Although the lengthy federal government shutdown is still impacting the housing community as they work to catch up with payments and project delays, the final passage of the FY 19 budget brought generally robust funding levels to key programs. At the state level, several promising bills are working their way through the legislature.
See below for the latest federal and state affordable housing news.
FY 19 Appropriations. President Trump signed FY 19 into law on February 15. The spending package builds on the 10% increase in HUD funding in FY18. Compared to FY18, the negotiated package increases funding for tenant-based rental assistance, public housing, project-based rental assistance, and homeless assistance grants. The bill also provides enough funding to renew all contracts for Section 811 Housing for Persons with Disabilities and Section 202 Housing for the Elderly and $25 million for a mobility housing voucher demonstration for families with young children.
REAC Inspection Notification Period.
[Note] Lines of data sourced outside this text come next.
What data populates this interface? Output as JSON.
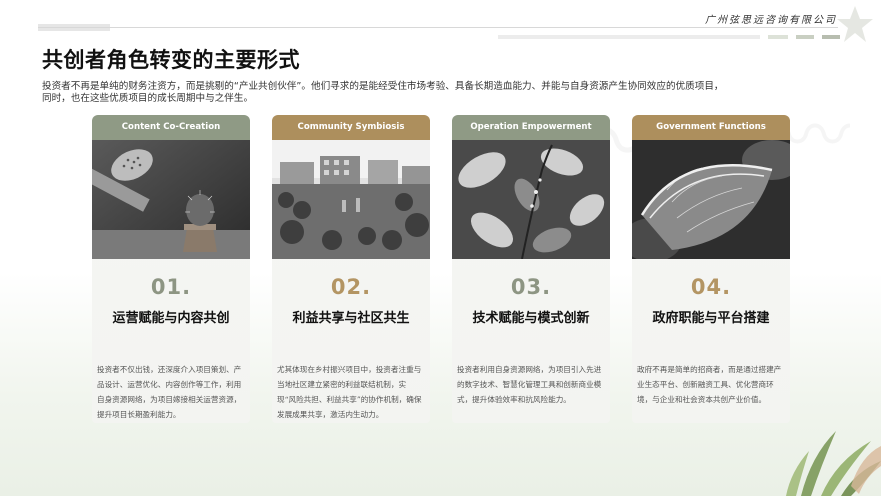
{
  "header": {
    "company": "广州弦思远咨询有限公司"
  },
  "page": {
    "title": "共创者角色转变的主要形式",
    "intro": "投资者不再是单纯的财务注资方，而是挑剔的“产业共创伙伴”。他们寻求的是能经受住市场考验、具备长期造血能力、并能与自身资源产生协同效应的优质项目，同时，也在这些优质项目的成长周期中与之伴生。"
  },
  "colors": {
    "sage": "#8f9a85",
    "gold": "#ad8f5d",
    "sage_num": "#8d9583",
    "gold_num": "#b39563"
  },
  "cards": [
    {
      "tag": "Content Co-Creation",
      "number": "01.",
      "title": "运营赋能与内容共创",
      "desc": "投资者不仅出钱，还深度介入项目策划、产品设计、运营优化、内容创作等工作，利用自身资源网络，为项目嫁接相关运营资源，提升项目长期盈利能力。",
      "image": "cactus-watering-can-photo"
    },
    {
      "tag": "Community Symbiosis",
      "number": "02.",
      "title": "利益共享与社区共生",
      "desc": "尤其体现在乡村振兴项目中，投资者注重与当地社区建立紧密的利益联结机制，实现“风险共担、利益共享”的协作机制，确保发展成果共享，激活内生动力。",
      "image": "community-garden-photo"
    },
    {
      "tag": "Operation Empowerment",
      "number": "03.",
      "title": "技术赋能与模式创新",
      "desc": "投资者利用自身资源网络，为项目引入先进的数字技术、智慧化管理工具和创新商业模式，提升体验效率和抗风险能力。",
      "image": "leaves-branch-photo"
    },
    {
      "tag": "Government Functions",
      "number": "04.",
      "title": "政府职能与平台搭建",
      "desc": "政府不再是简单的招商者，而是通过搭建产业生态平台、创新融资工具、优化营商环境，与企业和社会资本共创产业价值。",
      "image": "hosta-leaf-photo"
    }
  ]
}
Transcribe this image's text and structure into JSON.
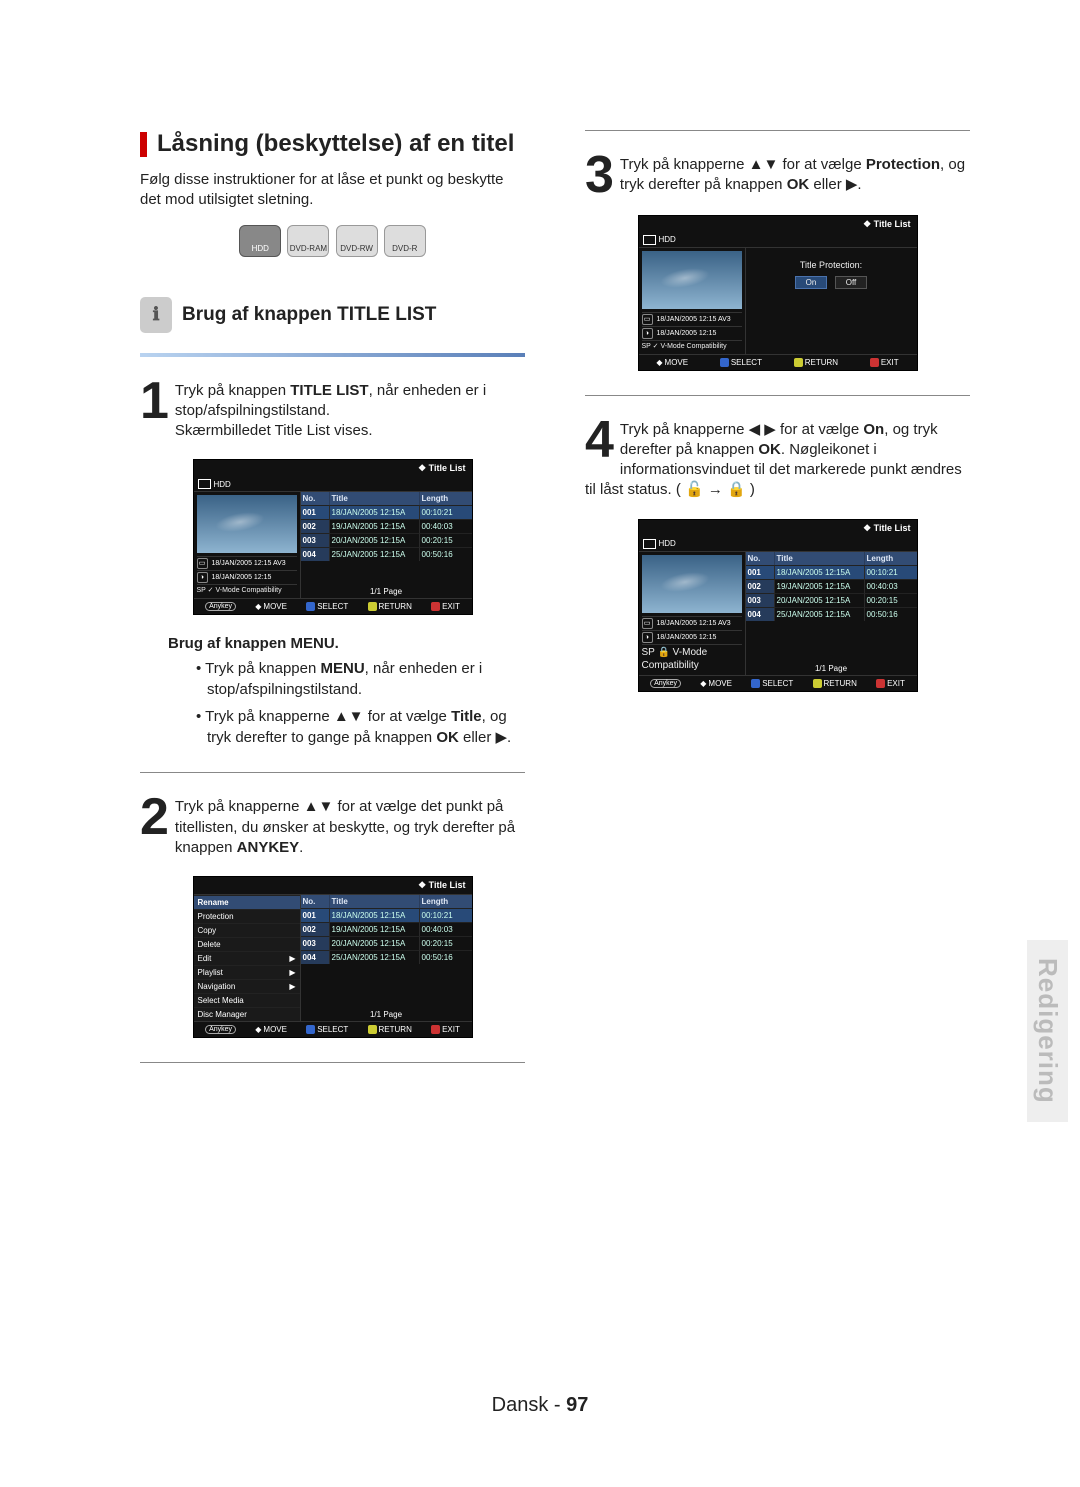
{
  "section_title": "Låsning (beskyttelse) af en titel",
  "intro": "Følg disse instruktioner for at låse et punkt og beskytte det mod utilsigtet sletning.",
  "discs": [
    "HDD",
    "DVD-RAM",
    "DVD-RW",
    "DVD-R"
  ],
  "subsection": "Brug af knappen TITLE LIST",
  "steps": {
    "s1_a": "Tryk på knappen ",
    "s1_bold": "TITLE LIST",
    "s1_b": ", når enheden er i stop/afspilningstilstand.",
    "s1_c": "Skærmbilledet Title List vises.",
    "menu_head": "Brug af knappen MENU.",
    "menu_b1_a": "Tryk på knappen ",
    "menu_b1_bold": "MENU",
    "menu_b1_b": ", når enheden er i stop/afspilningstilstand.",
    "menu_b2_a": "Tryk på knapperne ▲▼ for at vælge ",
    "menu_b2_bold": "Title",
    "menu_b2_b": ", og tryk derefter to gange på knappen ",
    "menu_b2_bold2": "OK",
    "menu_b2_c": " eller ▶.",
    "s2_a": "Tryk på knapperne ▲▼ for at vælge det punkt på titellisten, du ønsker at beskytte, og tryk derefter på knappen ",
    "s2_bold": "ANYKEY",
    "s2_b": ".",
    "s3_a": "Tryk på knapperne ▲▼ for at vælge ",
    "s3_bold": "Protection",
    "s3_b": ", og tryk derefter på knappen ",
    "s3_bold2": "OK",
    "s3_c": " eller ▶.",
    "s4_a": "Tryk på knapperne ◀ ▶ for at vælge ",
    "s4_bold": "On",
    "s4_b": ", og tryk derefter på knappen ",
    "s4_bold2": "OK",
    "s4_c": ". Nøgleikonet i informationsvinduet til det markerede punkt ændres til låst status. ( 🔓 → 🔒 )"
  },
  "ui": {
    "title_header": "Title List",
    "hdd": "HDD",
    "cols": [
      "No.",
      "Title",
      "Length"
    ],
    "rows": [
      {
        "no": "001",
        "title": "18/JAN/2005 12:15A",
        "len": "00:10:21"
      },
      {
        "no": "002",
        "title": "19/JAN/2005 12:15A",
        "len": "00:40:03"
      },
      {
        "no": "003",
        "title": "20/JAN/2005 12:15A",
        "len": "00:20:15"
      },
      {
        "no": "004",
        "title": "25/JAN/2005 12:15A",
        "len": "00:50:16"
      }
    ],
    "info1": "18/JAN/2005 12:15 AV3",
    "info2": "18/JAN/2005 12:15",
    "info3": "SP ✓ V-Mode Compatibility",
    "info3_lock": "SP 🔒 V-Mode Compatibility",
    "page": "1/1 Page",
    "footer": {
      "anykey": "Anykey",
      "move": "MOVE",
      "select": "SELECT",
      "ret": "RETURN",
      "exit": "EXIT"
    },
    "menu_items": [
      "Rename",
      "Protection",
      "Copy",
      "Delete",
      "Edit",
      "Playlist",
      "Navigation",
      "Select Media",
      "Disc Manager"
    ],
    "arrow_items": [
      "Edit",
      "Playlist",
      "Navigation"
    ],
    "protection_label": "Title Protection:",
    "on": "On",
    "off": "Off"
  },
  "sidebar": "Redigering",
  "footer_lang": "Dansk",
  "footer_page": "97"
}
HUD announced in a media release on February 20 a new Notice to reduce to 14 calendar days (from 120 days) the advance notification inspectors must give before conducting physical inspections of public housing and private HUD-assisted multifamily housing. The intent is to reduce the lead time for public housing agency staff. The Notice applies to all properties subject to the Real Estate Assessment Center’s (REAC’s) Uniform Physical Condition Standards (UPCS).
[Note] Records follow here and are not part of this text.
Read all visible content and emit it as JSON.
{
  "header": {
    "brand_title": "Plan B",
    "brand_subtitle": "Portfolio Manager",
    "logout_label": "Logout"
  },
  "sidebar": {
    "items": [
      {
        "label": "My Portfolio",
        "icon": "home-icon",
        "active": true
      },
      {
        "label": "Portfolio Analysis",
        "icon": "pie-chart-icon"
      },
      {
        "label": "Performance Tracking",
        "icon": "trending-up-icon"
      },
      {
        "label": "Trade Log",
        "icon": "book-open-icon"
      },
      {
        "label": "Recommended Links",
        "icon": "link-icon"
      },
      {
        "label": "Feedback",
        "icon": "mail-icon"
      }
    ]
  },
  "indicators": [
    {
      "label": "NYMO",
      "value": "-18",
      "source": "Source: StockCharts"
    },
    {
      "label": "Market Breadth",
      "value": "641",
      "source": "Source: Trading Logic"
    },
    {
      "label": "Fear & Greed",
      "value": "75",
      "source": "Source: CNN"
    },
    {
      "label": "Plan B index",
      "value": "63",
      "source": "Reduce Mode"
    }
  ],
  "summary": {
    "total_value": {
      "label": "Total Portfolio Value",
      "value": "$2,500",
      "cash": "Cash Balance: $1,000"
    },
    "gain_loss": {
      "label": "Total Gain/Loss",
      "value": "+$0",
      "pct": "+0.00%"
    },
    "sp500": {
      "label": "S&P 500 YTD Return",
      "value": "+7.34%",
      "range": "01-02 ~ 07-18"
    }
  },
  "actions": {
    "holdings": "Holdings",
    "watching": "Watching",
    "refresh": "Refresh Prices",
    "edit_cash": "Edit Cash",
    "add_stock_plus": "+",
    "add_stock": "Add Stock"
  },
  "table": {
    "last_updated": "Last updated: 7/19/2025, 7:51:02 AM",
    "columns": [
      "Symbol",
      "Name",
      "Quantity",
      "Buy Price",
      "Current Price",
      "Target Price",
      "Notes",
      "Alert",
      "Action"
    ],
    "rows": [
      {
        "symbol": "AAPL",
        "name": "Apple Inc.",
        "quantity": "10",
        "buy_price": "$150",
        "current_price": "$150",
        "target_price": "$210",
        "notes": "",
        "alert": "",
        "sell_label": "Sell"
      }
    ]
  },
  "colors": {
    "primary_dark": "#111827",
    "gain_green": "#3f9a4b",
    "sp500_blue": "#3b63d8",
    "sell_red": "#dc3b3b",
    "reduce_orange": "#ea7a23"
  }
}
FY 20 White House Proposal. President Donald Trump’s fiscal year 2020 budget, released on March 11, proposes to drastically cut housing programs. Like his other budget requests in FY18 and FY19, the proposal would cut federal investments in affordable homes and increase rents. Overall, the administration proposes to cut HUD by $9.6 billion or 18% below 2019 enacted levels. The bill is unlikely to serve as a functional blueprint the congressional budget, according to House and Senate appropriators.
FHFA Director Nomination. President Trump has nominated Mark Calabria, chief economist to Vice President Mike Pence, to be the new director of the Federal Housing Finance Agency for a term of five years. Before his current position in the administration, Mr. Calabria was director of financial regulation studies at the Cato Institute. His nomination was narrowly confirmed by the Senate Banking Committee in a vote of 13-12. The full Senate is expected to vote sometime this spring.
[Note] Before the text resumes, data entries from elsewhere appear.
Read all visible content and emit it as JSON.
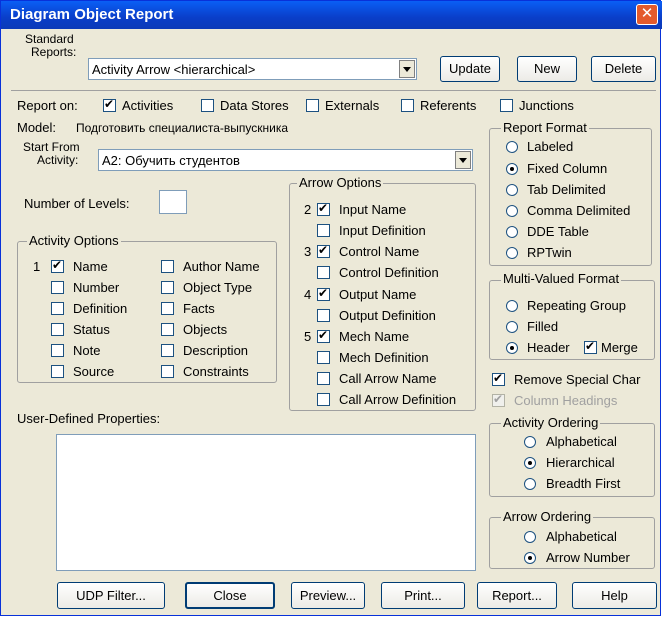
{
  "window": {
    "title": "Diagram Object Report"
  },
  "standard_reports": {
    "label_line1": "Standard",
    "label_line2": "Reports:",
    "value": "Activity Arrow <hierarchical>",
    "update_label": "Update",
    "new_label": "New",
    "delete_label": "Delete"
  },
  "report_on": {
    "label": "Report on:",
    "items": [
      {
        "label": "Activities",
        "checked": true
      },
      {
        "label": "Data Stores",
        "checked": false
      },
      {
        "label": "Externals",
        "checked": false
      },
      {
        "label": "Referents",
        "checked": false
      },
      {
        "label": "Junctions",
        "checked": false
      }
    ]
  },
  "model": {
    "label": "Model:",
    "value": "Подготовить специалиста-выпускника"
  },
  "start_from": {
    "label_line1": "Start From",
    "label_line2": "Activity:",
    "value": "A2: Обучить студентов"
  },
  "levels": {
    "label": "Number of Levels:",
    "value": ""
  },
  "activity_options": {
    "title": "Activity Options",
    "col1": [
      {
        "order": "1",
        "label": "Name",
        "checked": true
      },
      {
        "order": "",
        "label": "Number",
        "checked": false
      },
      {
        "order": "",
        "label": "Definition",
        "checked": false
      },
      {
        "order": "",
        "label": "Status",
        "checked": false
      },
      {
        "order": "",
        "label": "Note",
        "checked": false
      },
      {
        "order": "",
        "label": "Source",
        "checked": false
      }
    ],
    "col2": [
      {
        "label": "Author Name",
        "checked": false
      },
      {
        "label": "Object Type",
        "checked": false
      },
      {
        "label": "Facts",
        "checked": false
      },
      {
        "label": "Objects",
        "checked": false
      },
      {
        "label": "Description",
        "checked": false
      },
      {
        "label": "Constraints",
        "checked": false
      }
    ]
  },
  "arrow_options": {
    "title": "Arrow Options",
    "items": [
      {
        "order": "2",
        "label": "Input Name",
        "checked": true
      },
      {
        "order": "",
        "label": "Input Definition",
        "checked": false
      },
      {
        "order": "3",
        "label": "Control Name",
        "checked": true
      },
      {
        "order": "",
        "label": "Control Definition",
        "checked": false
      },
      {
        "order": "4",
        "label": "Output Name",
        "checked": true
      },
      {
        "order": "",
        "label": "Output Definition",
        "checked": false
      },
      {
        "order": "5",
        "label": "Mech Name",
        "checked": true
      },
      {
        "order": "",
        "label": "Mech Definition",
        "checked": false
      },
      {
        "order": "",
        "label": "Call Arrow Name",
        "checked": false
      },
      {
        "order": "",
        "label": "Call Arrow Definition",
        "checked": false
      }
    ]
  },
  "report_format": {
    "title": "Report Format",
    "items": [
      {
        "label": "Labeled",
        "checked": false
      },
      {
        "label": "Fixed Column",
        "checked": true
      },
      {
        "label": "Tab Delimited",
        "checked": false
      },
      {
        "label": "Comma Delimited",
        "checked": false
      },
      {
        "label": "DDE Table",
        "checked": false
      },
      {
        "label": "RPTwin",
        "checked": false
      }
    ]
  },
  "multi_valued": {
    "title": "Multi-Valued Format",
    "items": [
      {
        "label": "Repeating Group",
        "checked": false
      },
      {
        "label": "Filled",
        "checked": false
      },
      {
        "label": "Header",
        "checked": true
      }
    ],
    "merge_label": "Merge",
    "merge_checked": true
  },
  "remove_special": {
    "label": "Remove Special Char",
    "checked": true
  },
  "column_headings": {
    "label": "Column Headings",
    "checked": true,
    "disabled": true
  },
  "activity_ordering": {
    "title": "Activity Ordering",
    "items": [
      {
        "label": "Alphabetical",
        "checked": false
      },
      {
        "label": "Hierarchical",
        "checked": true
      },
      {
        "label": "Breadth First",
        "checked": false
      }
    ]
  },
  "arrow_ordering": {
    "title": "Arrow Ordering",
    "items": [
      {
        "label": "Alphabetical",
        "checked": false
      },
      {
        "label": "Arrow Number",
        "checked": true
      }
    ]
  },
  "udp": {
    "label": "User-Defined Properties:"
  },
  "bottom_buttons": {
    "udp_filter": "UDP Filter...",
    "close": "Close",
    "preview": "Preview...",
    "print": "Print...",
    "report": "Report...",
    "help": "Help"
  }
}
Affordable Housing Fund. SB 15, that proposes a $10 million surplus appropriation into the Affordable Housing Fund [the Fund], as well as an annual $5 million payment from the real estate transfer tax into the Fund, passed the Senate on March 14. A smaller appropriation for the Fund was proposed by Governor Sununu in HB 2, at the level of $5 million. The state budget for state fiscal years 20-21 is now before the House Finance committee where advocates are encouraging funding at the SB 15 levels.
Housing Appeals Board. SB 306, that would create a statewide housing appeals board, passed the Senate on March 14. Similar to the Board of Tax and Land Appeals, the Housing Appeals Board would be an alternative for review of housing-related cases by the Superior Court. The Board is specifically designed to provide administrative efficiencies, subject-matter expertise, and adjudication after local reviews are exhausted. The bill, supported by the Business and Industry Association, the NH Association of Realtors and Housing Action NH, now heads to the House.
Homeless Services Expansion. SB 84, that proposes an appropriation for Senate Bill 84 to expand homeless services passed the Senate on March 14. SB 84 identifies the most pressing priorities identified by the Department of Health and Human Services and New Hampshire’s homeless service providers in order to: 1) serve those who are experiencing homelessness through expansion of case management ($2 million); 2) transition the homeless into more permanent housing solutions through rapid re-housing ($1 million); and 3) prevent an increase in homelessness in New Hampshire through eviction prevention ($2 million).